Collection entries
###

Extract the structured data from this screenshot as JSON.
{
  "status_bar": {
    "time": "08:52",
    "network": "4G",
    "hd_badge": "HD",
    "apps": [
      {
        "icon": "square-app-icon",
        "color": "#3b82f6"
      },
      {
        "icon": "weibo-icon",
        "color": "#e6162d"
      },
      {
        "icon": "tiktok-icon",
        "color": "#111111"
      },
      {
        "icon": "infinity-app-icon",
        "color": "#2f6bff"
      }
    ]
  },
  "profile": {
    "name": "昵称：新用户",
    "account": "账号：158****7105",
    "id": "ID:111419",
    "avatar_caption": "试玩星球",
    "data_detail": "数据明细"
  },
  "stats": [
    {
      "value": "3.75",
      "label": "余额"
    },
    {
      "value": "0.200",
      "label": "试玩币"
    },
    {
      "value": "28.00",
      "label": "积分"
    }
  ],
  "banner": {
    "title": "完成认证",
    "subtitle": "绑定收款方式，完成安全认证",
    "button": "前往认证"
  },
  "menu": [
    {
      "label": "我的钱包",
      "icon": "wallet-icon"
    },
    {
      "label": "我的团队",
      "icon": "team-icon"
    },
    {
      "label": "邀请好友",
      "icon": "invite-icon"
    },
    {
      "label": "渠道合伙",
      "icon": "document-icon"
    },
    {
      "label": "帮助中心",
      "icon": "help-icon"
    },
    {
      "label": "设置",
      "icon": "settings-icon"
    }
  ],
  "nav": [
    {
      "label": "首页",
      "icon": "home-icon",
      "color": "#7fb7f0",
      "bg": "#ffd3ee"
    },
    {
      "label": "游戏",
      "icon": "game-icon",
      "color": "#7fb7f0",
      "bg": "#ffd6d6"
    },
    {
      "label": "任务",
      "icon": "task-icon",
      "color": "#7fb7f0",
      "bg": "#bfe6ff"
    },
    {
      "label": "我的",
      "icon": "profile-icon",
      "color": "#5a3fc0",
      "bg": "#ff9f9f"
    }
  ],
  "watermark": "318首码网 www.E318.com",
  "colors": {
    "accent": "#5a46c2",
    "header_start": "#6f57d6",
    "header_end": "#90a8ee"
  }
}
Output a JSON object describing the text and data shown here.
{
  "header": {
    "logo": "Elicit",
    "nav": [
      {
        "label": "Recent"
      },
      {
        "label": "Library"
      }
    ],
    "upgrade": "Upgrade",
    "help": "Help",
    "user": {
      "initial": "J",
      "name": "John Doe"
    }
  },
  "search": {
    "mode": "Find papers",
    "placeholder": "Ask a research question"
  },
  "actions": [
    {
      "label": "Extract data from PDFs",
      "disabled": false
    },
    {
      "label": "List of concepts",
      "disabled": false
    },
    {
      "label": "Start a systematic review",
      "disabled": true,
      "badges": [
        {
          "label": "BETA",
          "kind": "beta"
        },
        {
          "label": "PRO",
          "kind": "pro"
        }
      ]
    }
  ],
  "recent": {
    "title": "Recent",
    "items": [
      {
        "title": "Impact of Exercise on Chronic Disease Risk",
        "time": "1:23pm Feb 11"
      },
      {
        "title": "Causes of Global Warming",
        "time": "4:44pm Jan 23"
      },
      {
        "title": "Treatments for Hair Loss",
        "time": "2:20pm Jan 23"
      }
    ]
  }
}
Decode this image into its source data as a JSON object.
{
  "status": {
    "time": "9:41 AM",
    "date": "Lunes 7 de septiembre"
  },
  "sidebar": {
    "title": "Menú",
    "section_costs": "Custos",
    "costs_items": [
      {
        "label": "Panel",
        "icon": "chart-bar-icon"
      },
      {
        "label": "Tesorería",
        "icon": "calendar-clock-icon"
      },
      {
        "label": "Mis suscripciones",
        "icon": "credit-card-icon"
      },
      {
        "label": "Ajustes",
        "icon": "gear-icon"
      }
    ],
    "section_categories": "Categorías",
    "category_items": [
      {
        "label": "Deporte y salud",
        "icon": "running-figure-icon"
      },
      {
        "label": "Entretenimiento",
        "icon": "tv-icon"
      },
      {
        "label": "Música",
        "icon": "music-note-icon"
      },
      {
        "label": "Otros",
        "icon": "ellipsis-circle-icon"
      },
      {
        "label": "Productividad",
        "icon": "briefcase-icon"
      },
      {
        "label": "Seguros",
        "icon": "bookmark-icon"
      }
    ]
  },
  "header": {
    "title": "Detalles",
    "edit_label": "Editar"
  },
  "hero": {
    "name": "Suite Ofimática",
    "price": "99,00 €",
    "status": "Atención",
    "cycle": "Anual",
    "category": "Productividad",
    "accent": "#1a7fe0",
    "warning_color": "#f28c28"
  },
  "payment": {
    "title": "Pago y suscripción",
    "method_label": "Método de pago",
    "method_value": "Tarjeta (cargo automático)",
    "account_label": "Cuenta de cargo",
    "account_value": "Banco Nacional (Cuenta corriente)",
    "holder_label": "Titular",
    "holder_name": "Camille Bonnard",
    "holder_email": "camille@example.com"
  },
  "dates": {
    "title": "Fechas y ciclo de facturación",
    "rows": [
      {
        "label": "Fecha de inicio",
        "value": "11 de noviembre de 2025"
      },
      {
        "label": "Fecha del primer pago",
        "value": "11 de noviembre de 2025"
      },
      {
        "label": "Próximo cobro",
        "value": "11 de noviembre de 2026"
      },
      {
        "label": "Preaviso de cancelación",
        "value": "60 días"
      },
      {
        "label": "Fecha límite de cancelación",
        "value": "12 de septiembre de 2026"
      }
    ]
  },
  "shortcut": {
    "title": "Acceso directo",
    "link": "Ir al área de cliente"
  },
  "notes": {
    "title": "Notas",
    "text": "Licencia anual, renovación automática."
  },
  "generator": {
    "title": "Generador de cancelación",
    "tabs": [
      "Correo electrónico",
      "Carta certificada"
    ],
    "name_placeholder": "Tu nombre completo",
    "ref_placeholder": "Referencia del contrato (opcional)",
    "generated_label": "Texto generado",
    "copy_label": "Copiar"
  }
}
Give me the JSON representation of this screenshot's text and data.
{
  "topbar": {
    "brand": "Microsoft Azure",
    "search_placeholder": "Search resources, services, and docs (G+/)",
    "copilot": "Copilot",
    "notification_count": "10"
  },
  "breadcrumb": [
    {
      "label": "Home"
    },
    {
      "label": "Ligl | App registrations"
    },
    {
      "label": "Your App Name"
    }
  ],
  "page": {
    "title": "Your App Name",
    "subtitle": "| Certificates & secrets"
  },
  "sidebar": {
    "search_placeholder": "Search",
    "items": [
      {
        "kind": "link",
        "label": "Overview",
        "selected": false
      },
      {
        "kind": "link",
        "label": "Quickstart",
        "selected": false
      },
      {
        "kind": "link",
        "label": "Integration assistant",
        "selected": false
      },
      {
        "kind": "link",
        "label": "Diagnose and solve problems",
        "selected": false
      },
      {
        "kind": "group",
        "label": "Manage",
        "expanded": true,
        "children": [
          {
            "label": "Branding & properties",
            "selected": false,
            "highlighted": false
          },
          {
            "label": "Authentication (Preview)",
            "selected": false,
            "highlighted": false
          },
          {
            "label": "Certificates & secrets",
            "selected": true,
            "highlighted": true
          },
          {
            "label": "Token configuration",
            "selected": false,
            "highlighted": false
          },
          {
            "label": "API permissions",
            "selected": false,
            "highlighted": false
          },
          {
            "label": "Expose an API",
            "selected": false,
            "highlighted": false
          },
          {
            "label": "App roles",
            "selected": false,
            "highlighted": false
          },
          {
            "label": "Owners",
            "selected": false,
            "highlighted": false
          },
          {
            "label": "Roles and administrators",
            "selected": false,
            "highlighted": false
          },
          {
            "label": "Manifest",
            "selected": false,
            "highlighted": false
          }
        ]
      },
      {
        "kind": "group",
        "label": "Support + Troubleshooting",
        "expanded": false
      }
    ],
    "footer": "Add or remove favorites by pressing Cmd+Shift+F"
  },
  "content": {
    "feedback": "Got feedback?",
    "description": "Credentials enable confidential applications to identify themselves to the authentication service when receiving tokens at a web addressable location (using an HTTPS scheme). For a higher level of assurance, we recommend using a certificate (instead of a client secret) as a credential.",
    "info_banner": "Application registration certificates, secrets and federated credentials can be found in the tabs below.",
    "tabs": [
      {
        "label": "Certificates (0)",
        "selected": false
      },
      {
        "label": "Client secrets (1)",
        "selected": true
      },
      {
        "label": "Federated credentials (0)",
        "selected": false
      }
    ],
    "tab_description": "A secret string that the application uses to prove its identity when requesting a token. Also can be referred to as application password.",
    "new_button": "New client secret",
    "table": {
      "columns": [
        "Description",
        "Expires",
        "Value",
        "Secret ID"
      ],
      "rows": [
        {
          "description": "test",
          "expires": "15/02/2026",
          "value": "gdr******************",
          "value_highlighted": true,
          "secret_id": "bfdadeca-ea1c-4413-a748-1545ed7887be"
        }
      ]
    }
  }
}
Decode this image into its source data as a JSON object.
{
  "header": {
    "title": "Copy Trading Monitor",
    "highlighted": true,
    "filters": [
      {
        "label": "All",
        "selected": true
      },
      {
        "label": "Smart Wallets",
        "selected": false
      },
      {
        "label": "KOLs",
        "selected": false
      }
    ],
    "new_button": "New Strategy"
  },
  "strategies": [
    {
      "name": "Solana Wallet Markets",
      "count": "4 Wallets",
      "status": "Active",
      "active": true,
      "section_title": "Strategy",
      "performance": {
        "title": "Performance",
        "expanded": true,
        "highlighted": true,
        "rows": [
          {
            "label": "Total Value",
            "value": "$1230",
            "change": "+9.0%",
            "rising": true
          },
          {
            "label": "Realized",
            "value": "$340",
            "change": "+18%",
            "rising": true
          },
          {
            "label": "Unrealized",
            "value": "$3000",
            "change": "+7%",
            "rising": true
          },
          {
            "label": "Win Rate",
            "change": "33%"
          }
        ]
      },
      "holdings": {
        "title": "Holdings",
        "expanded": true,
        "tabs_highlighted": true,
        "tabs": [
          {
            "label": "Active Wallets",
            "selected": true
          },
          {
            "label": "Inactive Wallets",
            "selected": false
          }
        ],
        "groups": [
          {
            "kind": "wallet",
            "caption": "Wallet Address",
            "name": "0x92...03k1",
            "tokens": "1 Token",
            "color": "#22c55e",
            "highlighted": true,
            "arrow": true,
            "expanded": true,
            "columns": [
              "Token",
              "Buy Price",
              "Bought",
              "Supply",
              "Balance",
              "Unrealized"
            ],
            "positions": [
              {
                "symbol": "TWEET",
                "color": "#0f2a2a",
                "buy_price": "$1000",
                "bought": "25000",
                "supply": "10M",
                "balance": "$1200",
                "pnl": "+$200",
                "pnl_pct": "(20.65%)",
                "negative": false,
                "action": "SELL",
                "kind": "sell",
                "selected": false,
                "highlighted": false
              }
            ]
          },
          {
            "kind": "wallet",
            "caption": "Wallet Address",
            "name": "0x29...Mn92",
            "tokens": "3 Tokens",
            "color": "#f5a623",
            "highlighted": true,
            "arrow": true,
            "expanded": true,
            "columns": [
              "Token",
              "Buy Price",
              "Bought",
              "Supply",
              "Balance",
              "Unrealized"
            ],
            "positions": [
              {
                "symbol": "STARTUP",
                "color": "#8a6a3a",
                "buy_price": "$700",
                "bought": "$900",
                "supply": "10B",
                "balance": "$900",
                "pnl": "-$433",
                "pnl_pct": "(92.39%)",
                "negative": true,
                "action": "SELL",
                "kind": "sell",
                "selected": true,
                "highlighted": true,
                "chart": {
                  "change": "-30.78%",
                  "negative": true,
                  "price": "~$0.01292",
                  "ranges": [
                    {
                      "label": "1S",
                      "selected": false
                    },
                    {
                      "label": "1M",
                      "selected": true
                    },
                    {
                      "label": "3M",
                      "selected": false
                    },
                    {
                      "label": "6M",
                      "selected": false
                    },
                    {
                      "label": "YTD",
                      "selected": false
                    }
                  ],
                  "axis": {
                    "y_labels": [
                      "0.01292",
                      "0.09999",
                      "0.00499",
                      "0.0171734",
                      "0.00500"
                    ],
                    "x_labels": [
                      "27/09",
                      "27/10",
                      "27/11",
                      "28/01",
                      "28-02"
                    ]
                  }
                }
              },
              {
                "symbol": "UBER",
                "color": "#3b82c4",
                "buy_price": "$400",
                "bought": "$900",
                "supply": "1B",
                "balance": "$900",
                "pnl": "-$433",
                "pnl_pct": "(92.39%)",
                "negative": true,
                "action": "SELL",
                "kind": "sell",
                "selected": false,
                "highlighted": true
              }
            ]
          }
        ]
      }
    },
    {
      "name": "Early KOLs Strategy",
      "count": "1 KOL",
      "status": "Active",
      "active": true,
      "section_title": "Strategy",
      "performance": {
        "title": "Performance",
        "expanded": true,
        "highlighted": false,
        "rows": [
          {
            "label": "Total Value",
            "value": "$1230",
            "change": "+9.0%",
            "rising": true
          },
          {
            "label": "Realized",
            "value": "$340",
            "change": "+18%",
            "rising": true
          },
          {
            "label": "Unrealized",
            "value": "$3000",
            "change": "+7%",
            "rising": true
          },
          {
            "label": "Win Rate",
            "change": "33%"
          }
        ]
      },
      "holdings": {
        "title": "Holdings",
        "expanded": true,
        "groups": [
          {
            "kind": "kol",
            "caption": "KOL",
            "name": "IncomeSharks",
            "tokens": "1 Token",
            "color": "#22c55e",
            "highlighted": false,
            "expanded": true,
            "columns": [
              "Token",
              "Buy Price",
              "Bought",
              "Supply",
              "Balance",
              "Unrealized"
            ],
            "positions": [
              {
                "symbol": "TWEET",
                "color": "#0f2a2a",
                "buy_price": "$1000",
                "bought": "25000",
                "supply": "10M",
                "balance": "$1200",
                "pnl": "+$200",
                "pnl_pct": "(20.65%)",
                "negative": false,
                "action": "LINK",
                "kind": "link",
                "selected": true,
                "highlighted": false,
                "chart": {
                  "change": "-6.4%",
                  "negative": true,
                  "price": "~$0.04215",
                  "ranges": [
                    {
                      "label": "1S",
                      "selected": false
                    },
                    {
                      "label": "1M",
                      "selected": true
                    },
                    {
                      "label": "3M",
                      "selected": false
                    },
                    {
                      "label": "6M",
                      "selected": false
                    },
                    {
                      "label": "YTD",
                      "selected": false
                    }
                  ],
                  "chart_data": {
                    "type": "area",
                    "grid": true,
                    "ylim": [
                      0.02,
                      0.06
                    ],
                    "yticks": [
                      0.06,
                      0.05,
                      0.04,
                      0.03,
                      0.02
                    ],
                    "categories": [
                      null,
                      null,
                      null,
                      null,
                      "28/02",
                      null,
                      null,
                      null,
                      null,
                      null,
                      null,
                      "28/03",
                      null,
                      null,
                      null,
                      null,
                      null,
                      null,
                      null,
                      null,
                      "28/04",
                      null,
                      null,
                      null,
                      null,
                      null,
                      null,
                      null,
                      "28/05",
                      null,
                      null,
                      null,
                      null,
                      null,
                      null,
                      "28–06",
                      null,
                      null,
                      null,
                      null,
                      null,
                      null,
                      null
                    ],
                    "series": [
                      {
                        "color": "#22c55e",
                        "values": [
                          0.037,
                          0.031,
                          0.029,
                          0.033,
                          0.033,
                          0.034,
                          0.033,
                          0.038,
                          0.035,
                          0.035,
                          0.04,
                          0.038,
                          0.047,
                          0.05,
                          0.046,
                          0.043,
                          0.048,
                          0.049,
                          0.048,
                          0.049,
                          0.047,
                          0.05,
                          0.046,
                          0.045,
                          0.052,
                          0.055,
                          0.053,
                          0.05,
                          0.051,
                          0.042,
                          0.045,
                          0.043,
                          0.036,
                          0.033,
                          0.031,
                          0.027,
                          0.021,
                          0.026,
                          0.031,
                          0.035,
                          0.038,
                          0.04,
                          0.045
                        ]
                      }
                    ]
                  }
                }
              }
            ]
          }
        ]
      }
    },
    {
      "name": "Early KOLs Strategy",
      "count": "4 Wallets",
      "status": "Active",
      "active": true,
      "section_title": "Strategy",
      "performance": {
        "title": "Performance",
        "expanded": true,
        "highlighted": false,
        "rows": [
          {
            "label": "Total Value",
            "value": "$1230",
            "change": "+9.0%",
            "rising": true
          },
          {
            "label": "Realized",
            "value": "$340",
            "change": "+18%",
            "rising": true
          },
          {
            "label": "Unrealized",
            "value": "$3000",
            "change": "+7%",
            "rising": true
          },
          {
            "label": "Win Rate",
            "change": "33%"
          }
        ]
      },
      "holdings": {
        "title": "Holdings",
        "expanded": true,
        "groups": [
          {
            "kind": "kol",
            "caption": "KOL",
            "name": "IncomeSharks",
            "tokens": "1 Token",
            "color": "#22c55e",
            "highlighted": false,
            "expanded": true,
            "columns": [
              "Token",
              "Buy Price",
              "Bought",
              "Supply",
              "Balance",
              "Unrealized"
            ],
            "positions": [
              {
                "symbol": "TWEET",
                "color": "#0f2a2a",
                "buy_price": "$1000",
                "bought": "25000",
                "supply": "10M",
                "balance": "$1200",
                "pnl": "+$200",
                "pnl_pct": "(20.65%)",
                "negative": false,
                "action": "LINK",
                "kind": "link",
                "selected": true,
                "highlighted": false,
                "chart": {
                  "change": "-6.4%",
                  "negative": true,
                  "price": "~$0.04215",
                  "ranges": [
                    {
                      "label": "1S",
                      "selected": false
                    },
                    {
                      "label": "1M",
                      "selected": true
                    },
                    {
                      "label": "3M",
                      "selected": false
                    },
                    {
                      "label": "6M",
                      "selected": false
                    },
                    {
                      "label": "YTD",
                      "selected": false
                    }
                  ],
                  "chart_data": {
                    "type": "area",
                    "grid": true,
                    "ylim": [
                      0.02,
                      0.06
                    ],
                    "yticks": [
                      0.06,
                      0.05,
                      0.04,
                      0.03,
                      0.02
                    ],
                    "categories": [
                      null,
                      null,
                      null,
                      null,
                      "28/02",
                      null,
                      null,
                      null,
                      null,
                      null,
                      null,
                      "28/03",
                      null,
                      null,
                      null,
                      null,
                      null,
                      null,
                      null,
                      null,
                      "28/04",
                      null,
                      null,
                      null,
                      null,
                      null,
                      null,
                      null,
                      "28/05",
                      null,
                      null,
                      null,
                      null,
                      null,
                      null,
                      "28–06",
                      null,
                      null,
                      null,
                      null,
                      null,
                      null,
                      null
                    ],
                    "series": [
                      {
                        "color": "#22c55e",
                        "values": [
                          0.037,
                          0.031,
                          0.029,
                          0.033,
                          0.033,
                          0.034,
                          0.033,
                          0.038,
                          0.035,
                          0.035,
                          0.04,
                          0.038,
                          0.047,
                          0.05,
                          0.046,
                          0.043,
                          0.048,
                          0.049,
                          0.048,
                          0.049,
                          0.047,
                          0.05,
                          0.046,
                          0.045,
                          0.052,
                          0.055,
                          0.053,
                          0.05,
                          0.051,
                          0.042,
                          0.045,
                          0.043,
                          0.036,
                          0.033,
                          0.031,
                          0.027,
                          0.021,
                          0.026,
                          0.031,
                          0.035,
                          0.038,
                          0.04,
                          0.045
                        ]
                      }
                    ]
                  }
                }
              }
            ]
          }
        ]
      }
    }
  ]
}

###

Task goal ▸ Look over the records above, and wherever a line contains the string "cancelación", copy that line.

Solution ▸
        "label": "Preaviso de cancelación",
        "label": "Fecha límite de cancelación",
    "title": "Generador de cancelación",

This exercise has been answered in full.